Is there a fashionista on the planet who does not know that high street chain H&M's latest designer collaboration is with Lanvin, one of the most influential fashion brands of the 21st century?
It means that some of the most desirable and exquisite garments and accessories from the sketch-pad of Lanvin's artistic and creative director, Alber Elbaz (left), will be on the high street at prices not much higher than a regular Lanvin client would expect to pay for a rocket salad and a glass of Mumm at Sketch.
The collection, which hits 200 H&M stores around the globe on November 23, includes many of Elbaz's key looks: a froth of frilled cocktail frocks; sharp trenchcoats; his iconic, embellished t-shirts, side-gathered skirts and ultra-pretty flower- and ribbon-adorned shoes and bags.
"H&M approached us to see if we could translate the dream we created at Lanvin to a wider audience, not just a dress for less," explains Elbaz, who grew up in Tel Aviv and trained at Schenkar College. "I have said in the past that I would never do a mass-market collection, but what intrigued me was the idea of H&M going luxury rather than Lanvin going high street."
Since joining Lanvin as artistic director in 2001, Elbaz has transformed the venerable Paris label into a fashion powerhouse, launching some of the biggest trends of the last decade - ribbon, bows, pearls, raw edges, sumptuous colour and metallic embellishment.

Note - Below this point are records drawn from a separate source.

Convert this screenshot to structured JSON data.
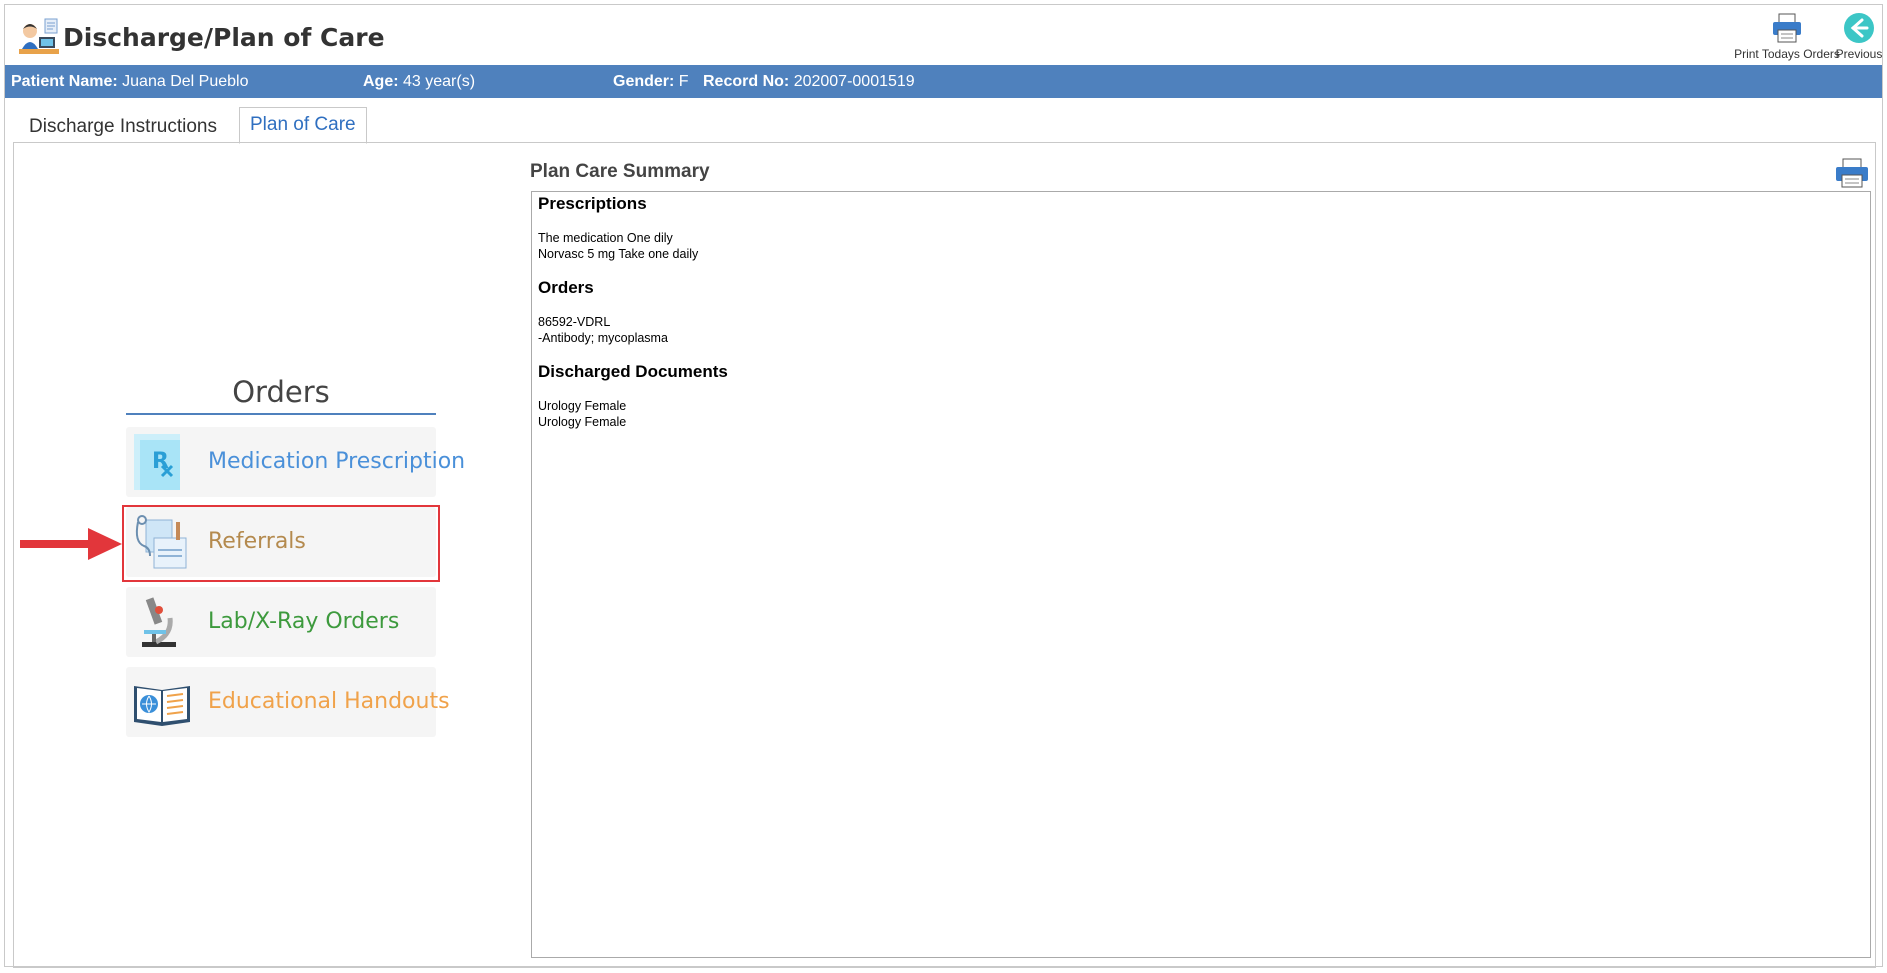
{
  "header": {
    "title": "Discharge/Plan of Care",
    "print_orders_label": "Print Todays Orders",
    "previous_label": "Previous"
  },
  "patient": {
    "name_label": "Patient Name:",
    "name": "Juana Del Pueblo",
    "age_label": "Age:",
    "age": "43 year(s)",
    "gender_label": "Gender:",
    "gender": "F",
    "record_label": "Record No:",
    "record": "202007-0001519"
  },
  "tabs": [
    {
      "label": "Discharge Instructions",
      "active": false
    },
    {
      "label": "Plan of Care",
      "active": true
    }
  ],
  "orders": {
    "title": "Orders",
    "items": [
      {
        "label": "Medication Prescription",
        "icon": "prescription-icon",
        "color": "#4a90d9"
      },
      {
        "label": "Referrals",
        "icon": "referral-icon",
        "color": "#b48a4e",
        "highlighted": true
      },
      {
        "label": "Lab/X-Ray Orders",
        "icon": "microscope-icon",
        "color": "#3d9a3d"
      },
      {
        "label": "Educational Handouts",
        "icon": "book-icon",
        "color": "#f0a24a"
      }
    ]
  },
  "summary": {
    "title": "Plan Care Summary",
    "sections": [
      {
        "heading": "Prescriptions",
        "lines": [
          "The medication One dily",
          "Norvasc 5 mg Take one daily"
        ]
      },
      {
        "heading": "Orders",
        "lines": [
          "86592-VDRL",
          "-Antibody; mycoplasma"
        ]
      },
      {
        "heading": "Discharged Documents",
        "lines": [
          "Urology Female",
          "Urology Female"
        ]
      }
    ]
  },
  "colors": {
    "accent": "#4f81bd",
    "highlight": "#e2363b"
  }
}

And where many brands rely on diffusion lines, cosmetics and sun-glasses to survive, Elbaz's playfulness, creativity, sublime cutting and ability to flatter women (and not just size-zero models) means that Lanvin, almost uniquely, makes a profit from its main collection.
H&M, naturally, are thrilled with their coup. Creative advisor Margareta van den Bosch said: "Lanvin will bring a luxurious French tradition that is also modern and playful. It is very much a Lanvin collection, using their cut and tailoring, with lots of focus on form and details."